## What you have to do
Find every line in the data that contains the word "Local". Return each of those lines.

## Data section
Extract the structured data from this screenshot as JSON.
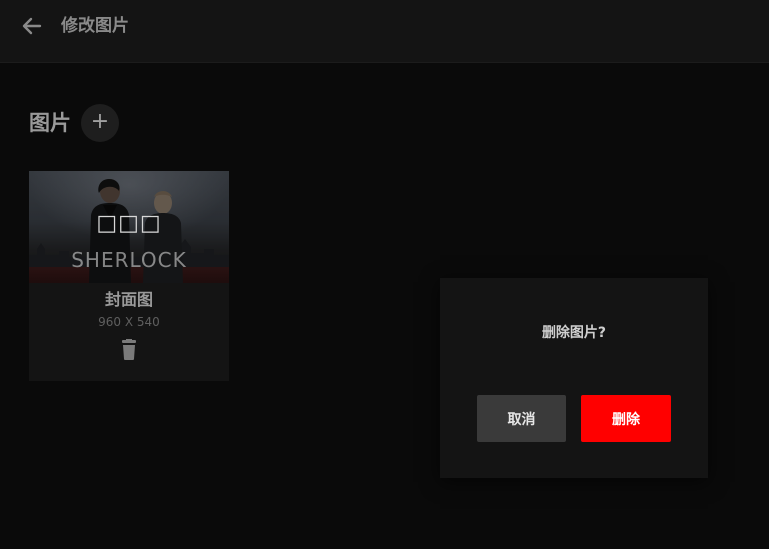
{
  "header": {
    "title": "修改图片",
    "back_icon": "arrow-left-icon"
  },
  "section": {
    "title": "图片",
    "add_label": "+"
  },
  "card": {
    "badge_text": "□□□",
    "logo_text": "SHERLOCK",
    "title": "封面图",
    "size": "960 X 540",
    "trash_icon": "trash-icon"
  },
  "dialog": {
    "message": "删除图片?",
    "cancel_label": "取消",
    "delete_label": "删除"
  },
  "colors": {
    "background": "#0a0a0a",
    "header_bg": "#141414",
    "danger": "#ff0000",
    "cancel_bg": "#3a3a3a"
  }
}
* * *
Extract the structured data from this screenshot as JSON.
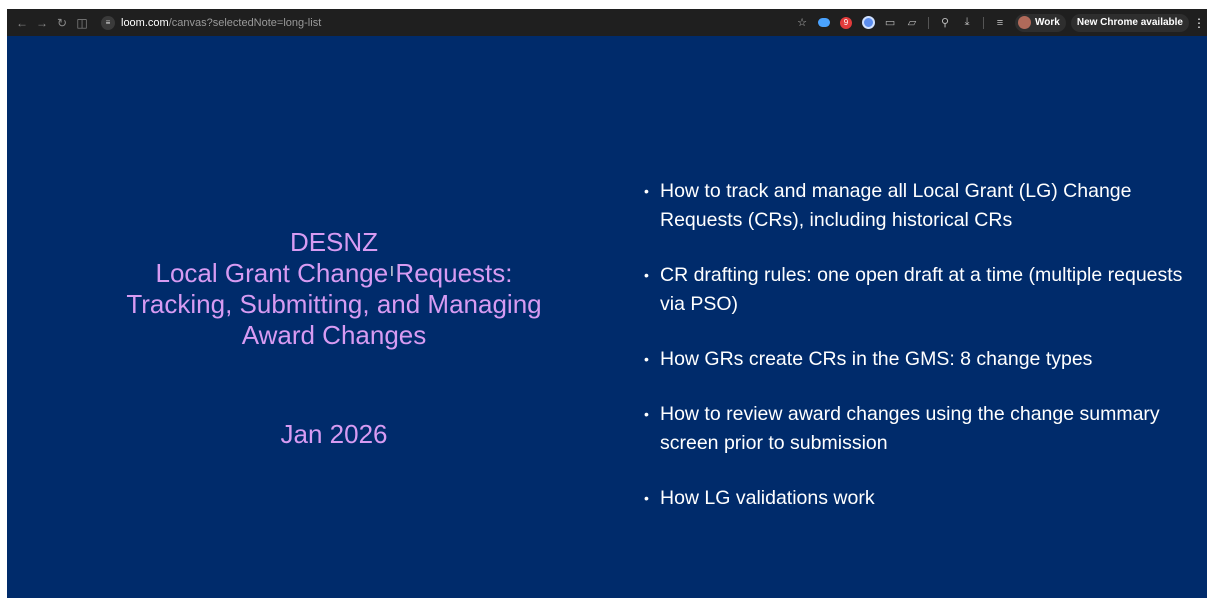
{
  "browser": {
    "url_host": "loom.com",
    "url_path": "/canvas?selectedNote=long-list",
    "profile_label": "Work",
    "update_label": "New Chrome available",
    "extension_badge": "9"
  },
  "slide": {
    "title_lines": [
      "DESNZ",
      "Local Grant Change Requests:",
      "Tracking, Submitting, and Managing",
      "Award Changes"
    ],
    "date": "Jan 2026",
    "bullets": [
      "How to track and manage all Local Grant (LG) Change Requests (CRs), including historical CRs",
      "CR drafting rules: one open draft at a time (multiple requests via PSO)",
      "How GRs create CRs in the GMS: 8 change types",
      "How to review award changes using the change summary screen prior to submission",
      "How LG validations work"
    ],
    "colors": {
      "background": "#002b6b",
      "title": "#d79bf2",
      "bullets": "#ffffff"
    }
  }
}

## Output for this exercise
      "Local Grant Change Requests:",
      "How to track and manage all Local Grant (LG) Change Requests (CRs), including historical CRs",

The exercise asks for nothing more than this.